After the sky cleared yesterday evening, all the competitors were hoping for a day without rain. Unfortunately, I woke up at 5:30 a.m. to the sound of rain on my tent. As I was eating breakfast, it really started to pour down. The wind switched directions a few times, and then the rain started to slacken. It was pretty chilly on the beach rigging the gear!
As we sailed out, the offshore wind started to build and soon everyone was planing down to the course. However, the wind was again up and down to give us marginal planing conditions for the racing. On my way down to the course, I did a set of jibes to warm up. On my last one, the camber inducers on my sail didn’t rotate well, and I heard a tell-tale snap. Sure enough, one of my battens had broken. I sailed down to meet my coach, upset. There wasn’t any time to go back in, and the way that the batten had broken made it almost impossible to replace on the water anyway. However, due to the conditons, the batten didn’t slow me down as much as I thought.
Overall, I had one of the better days of my regatta. The course was again interesting and tricky with the shifty winds. The line was port-favored for the first race, and the puffs were coming down course right, making it the favored side. Needless to say, everyone started on port. I almost blew the start as I was too close to the pin and started to get crowded out. I ducked some boards and threw myself into a hole on the line. I was almost too late to get out early, but I ended up with a lucky spot of clear air, and I stayed there and was able to follow my plan to go right. Most everyone went really hard right almost to the corner. Many started planing, but as I like to play it safe in marginal air, I went daggerboard down. The small group I was with caught a lift in the middle of the course, and we rounded the windward mark first. My biggest problem with losing places is the downwind. Somehow I can’t seem to get deep enough in light air and end up losing ground, and that’s what happened to me. On the second upwind, the breeze had started to fill in. I started to plane and crossed some girls sailing with dagger down. I wasn’t sure if the gamble would work, so when I started to approach course left, I tacked back right and put the blade back down. It paid off and I was still holding my own around the second windward mark. I didn’t gain any places downwind, and went to the wrong side trying to stay in the puffs. However, I still finished well.

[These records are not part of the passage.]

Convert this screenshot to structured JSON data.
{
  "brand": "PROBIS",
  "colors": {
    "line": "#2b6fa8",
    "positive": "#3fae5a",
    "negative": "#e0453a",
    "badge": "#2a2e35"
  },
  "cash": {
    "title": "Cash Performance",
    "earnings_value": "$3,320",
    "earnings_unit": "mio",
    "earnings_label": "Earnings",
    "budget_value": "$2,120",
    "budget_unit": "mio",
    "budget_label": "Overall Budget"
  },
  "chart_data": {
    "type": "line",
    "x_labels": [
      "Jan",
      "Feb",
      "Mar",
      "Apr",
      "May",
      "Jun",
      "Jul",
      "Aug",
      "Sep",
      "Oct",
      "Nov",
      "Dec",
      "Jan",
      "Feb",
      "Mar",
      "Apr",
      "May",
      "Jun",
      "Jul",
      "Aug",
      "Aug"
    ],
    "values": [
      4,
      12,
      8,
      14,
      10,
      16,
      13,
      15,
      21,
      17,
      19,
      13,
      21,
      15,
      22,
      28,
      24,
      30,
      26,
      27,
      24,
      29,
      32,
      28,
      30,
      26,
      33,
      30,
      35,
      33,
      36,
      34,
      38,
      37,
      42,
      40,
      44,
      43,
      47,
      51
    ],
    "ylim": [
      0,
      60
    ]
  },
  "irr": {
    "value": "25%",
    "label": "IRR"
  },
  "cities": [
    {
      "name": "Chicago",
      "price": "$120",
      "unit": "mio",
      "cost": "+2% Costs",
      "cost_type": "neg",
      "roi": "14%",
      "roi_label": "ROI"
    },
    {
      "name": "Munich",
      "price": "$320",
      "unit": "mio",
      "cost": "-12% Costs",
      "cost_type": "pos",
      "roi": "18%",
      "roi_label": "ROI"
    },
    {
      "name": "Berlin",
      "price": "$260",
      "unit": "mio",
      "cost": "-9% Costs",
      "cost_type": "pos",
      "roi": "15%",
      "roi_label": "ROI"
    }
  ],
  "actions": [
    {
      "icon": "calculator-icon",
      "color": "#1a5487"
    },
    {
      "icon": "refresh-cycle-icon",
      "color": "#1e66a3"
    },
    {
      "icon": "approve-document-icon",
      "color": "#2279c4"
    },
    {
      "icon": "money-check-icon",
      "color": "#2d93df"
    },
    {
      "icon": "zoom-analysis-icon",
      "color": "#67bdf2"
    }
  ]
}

The second race I had a better start, again on port. The same tactics were favored but this time the wind had started to fill in. By the time most of the girls were almost to the windward mark, it was full planing conditions. I was still dagger down at that point, because I was too low to make a planing layline. I rounded and held my ground downwind. The second upwind was mostly planing, but there were a few light spots where I dropped my daggerboard. However, we started getting gusts of 18 + knots, so I began to plane again. I was fighting for control, partly because the gusts were so strong, I was dealing with the broken batten (which had finally split at the tip, distorting the camber of the sail), and I still have some technique issues. I lost one place due to speed problems. I did manage to hold ground downwind, even though the boat traffic had considerably increased. The tall ships were back to sailing around the outside of our course, and were coming too close, forcing sailors to tack or jibe to avoid them. The chop had once again become psychotic. On the final reach, everything started to get hyper in the gusts and the chop. I was flying but managed to finish strong. The wind had started to really build at that point, and the committee sent us in. While we were sailing in, the gusts became super strong, and for the rest of the afternoon and evening, it was blowing 25+ offshore.

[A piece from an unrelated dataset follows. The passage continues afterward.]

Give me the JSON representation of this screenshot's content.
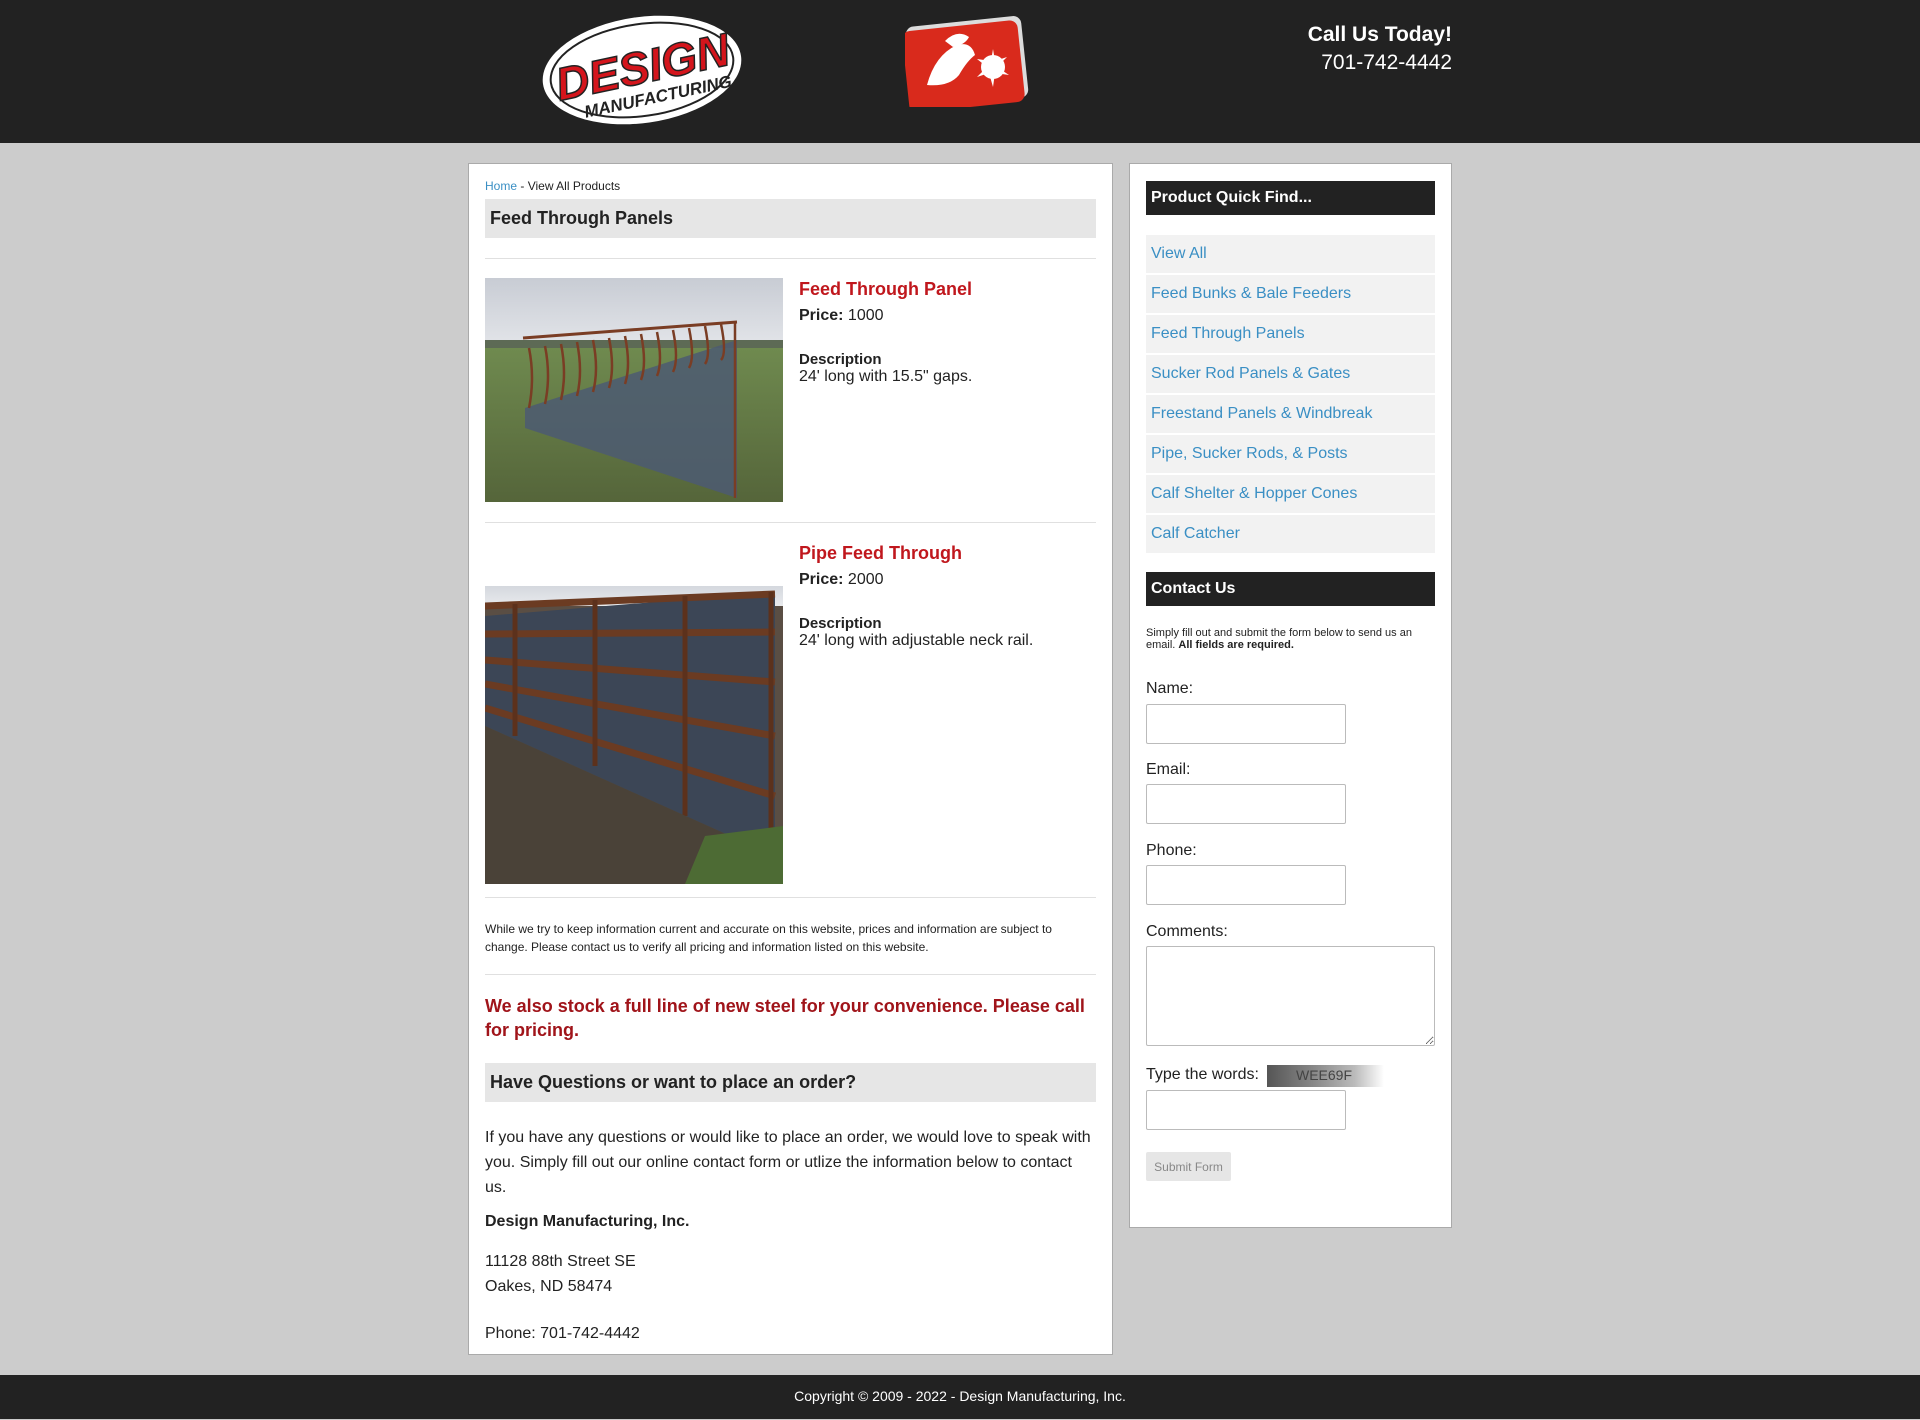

The biggest surprise of the day was that I managed to have some of my best finishes with a broken batten! Check out the results here.